President, Public Relations Global Network (PRGN)

Throughout my all-most 20 years in the communications game, I have been participating in many business networks – national as well as international. These networks have contributed to many learnings and business connections, but also to some important realizations. These became particularly obvious, when I became active in the leadership of Public Relations Global Network (PRGN) four years ago, and learned how much the activities in PRGN differ from those in other international networks.

In other international networks, I have often had the experience that partner agencies have discussed and articulated the network and its members to clients. But that there rarely has been a real knowledge exchange or corporation between agencies across the globe.

Consult one agency and get back-up from 49 others
In PRGN it’s quite another picture. Our many – and frequently used – online discussions groups, chats, teams and best practise debates combined with our semi-annual global face-to-face meetings lead to an in-depths professional knowledge sharing. As well as to lifelong friendship between agency owners and leading employees. Our global meetings strengthen knowledge sharing and sharing of best practice at the highest level possible. Furthermore, we also drive our knowledge sharing technologically. Amongst other things in form of a confidential database of client cases from all over the world, from which we can all draw.
This combination of our digital and face-to-face interaction provide our clients with the worlds best advisors from 50 agencies when consulting one of us.

I have previously experienced that partner agencies in other international networks have not taken advantage of the opportunity to real corporation cross national or regional borders, thus not enabling creation of real international network value for their clients.
In PRGN, I don’t have a shadow of a doubt that our clients around the globe receive, what they’ve been promised, when they choose an agency that prides itself for international networks, experiences and acquaintances.

I’m so proud of what we have created in PRGN in the past 25 years – and today can offer to our clients; A real international network with a team of passionate communications experts from every corner of the world, working together to take PR, communications and marketing to the highest level possible. Creating amazing results for our clients.

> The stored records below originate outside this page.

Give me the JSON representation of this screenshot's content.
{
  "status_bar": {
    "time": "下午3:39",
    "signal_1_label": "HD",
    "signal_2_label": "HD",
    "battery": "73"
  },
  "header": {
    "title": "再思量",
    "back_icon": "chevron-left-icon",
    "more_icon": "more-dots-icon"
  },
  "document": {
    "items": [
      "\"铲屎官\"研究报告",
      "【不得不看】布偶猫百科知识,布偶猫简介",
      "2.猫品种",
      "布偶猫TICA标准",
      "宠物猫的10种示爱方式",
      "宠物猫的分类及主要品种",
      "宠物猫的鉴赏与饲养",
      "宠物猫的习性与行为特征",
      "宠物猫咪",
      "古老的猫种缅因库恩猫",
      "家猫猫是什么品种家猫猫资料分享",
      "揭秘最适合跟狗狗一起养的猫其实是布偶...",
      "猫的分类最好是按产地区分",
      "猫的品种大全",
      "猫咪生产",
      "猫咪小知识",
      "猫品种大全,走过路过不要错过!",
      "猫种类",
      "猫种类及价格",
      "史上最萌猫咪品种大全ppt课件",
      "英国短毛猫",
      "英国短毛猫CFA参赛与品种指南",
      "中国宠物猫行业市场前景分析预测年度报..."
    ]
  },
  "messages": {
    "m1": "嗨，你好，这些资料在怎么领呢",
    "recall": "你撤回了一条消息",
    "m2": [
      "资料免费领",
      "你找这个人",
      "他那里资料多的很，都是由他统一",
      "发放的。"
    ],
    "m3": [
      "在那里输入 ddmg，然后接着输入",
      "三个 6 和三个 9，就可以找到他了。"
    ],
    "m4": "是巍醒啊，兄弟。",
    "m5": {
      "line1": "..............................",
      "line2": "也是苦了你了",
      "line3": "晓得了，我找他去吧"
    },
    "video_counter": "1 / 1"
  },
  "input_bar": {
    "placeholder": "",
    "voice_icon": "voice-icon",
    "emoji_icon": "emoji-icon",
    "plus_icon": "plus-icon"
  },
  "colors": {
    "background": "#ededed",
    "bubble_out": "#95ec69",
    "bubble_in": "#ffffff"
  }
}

As President, my goal is to continue to support and work to strengthen this amazing and real international network. However, as PRGN is a shining example of, the best results are gained by cooperation. Therefore, I would like to use this post to invite you to participate with suggestions, new ideas and thoughts which can help continue and develop PRGN, so we can proudly continue to call ourselves “The Worlds Local Agency”.